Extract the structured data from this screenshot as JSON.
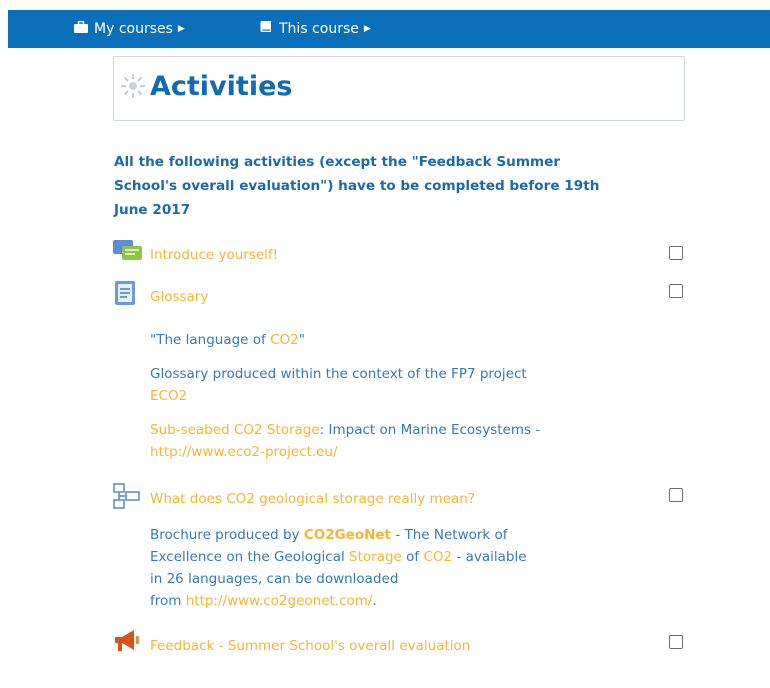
{
  "nav": {
    "my_courses": "My courses",
    "this_course": "This course"
  },
  "page": {
    "title": "Activities",
    "notice": "All the following activities (except the \"Feedback Summer School's overall evaluation\") have to be completed before 19th June 2017"
  },
  "activities": [
    {
      "label": "Introduce yourself!",
      "icon": "forum-icon",
      "completed": false
    },
    {
      "label": "Glossary",
      "icon": "glossary-icon",
      "completed": false
    },
    {
      "label": "What does CO2 geological storage really mean?",
      "icon": "folder-icon",
      "completed": false
    },
    {
      "label": "Feedback - Summer School's overall evaluation",
      "icon": "megaphone-icon",
      "completed": false
    }
  ],
  "glossary_desc": {
    "line1_a": "\"The language of ",
    "line1_link": "CO2",
    "line1_b": "\"",
    "line2": "Glossary produced within the context of the FP7 project",
    "line3_link": "ECO2",
    "line4_link": "Sub-seabed CO2 Storage",
    "line4_b": ": Impact on Marine Ecosystems -",
    "line5_link": "http://www.eco2-project.eu/"
  },
  "brochure_desc": {
    "line1_a": "Brochure produced by ",
    "line1_bold": "CO2GeoNet",
    "line1_b": " - The Network of",
    "line2_a": "Excellence on the Geological ",
    "line2_link1": "Storage",
    "line2_b": " of ",
    "line2_link2": "CO2",
    "line2_c": " - available",
    "line3": "in 26 languages, can be downloaded",
    "line4_a": "from ",
    "line4_link": "http://www.co2geonet.com/",
    "line4_b": "."
  },
  "colors": {
    "navbar": "#0a6fb8",
    "title": "#0f6cae",
    "link": "#f5b433",
    "text": "#3579b5"
  }
}
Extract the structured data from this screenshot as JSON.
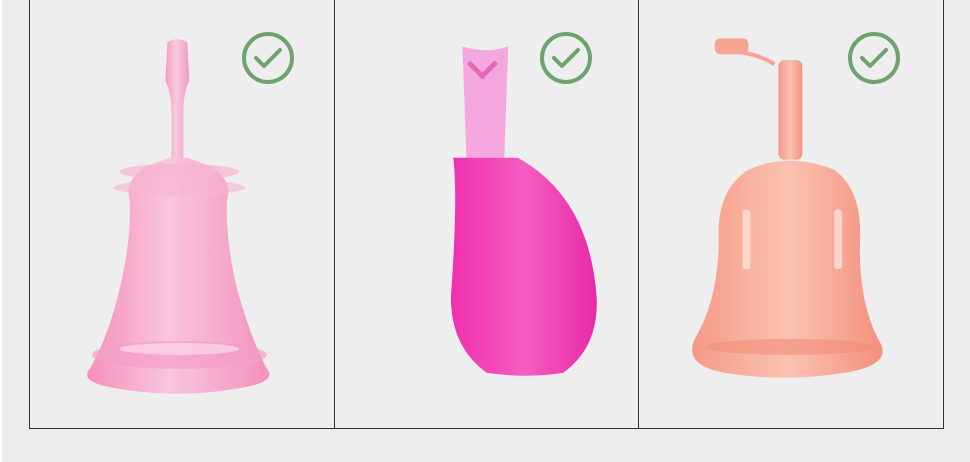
{
  "page": {
    "background": "#ececec",
    "panel_background": "#eeeeee",
    "border_color": "#333333"
  },
  "products": [
    {
      "name": "pink-bell-cup",
      "check_icon": "check-circle-icon",
      "color": "#f5a3c7"
    },
    {
      "name": "magenta-teardrop-cup",
      "check_icon": "check-circle-icon",
      "color": "#f23bb2"
    },
    {
      "name": "coral-bell-cup-with-cap",
      "check_icon": "check-circle-icon",
      "color": "#f6a592"
    }
  ],
  "icon_color": "#6ea36d"
}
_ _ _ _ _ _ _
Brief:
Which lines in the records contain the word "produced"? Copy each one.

Solution below:
    "line2": "Glossary produced within the context of the FP7 project",
    "line1_a": "Brochure produced by ",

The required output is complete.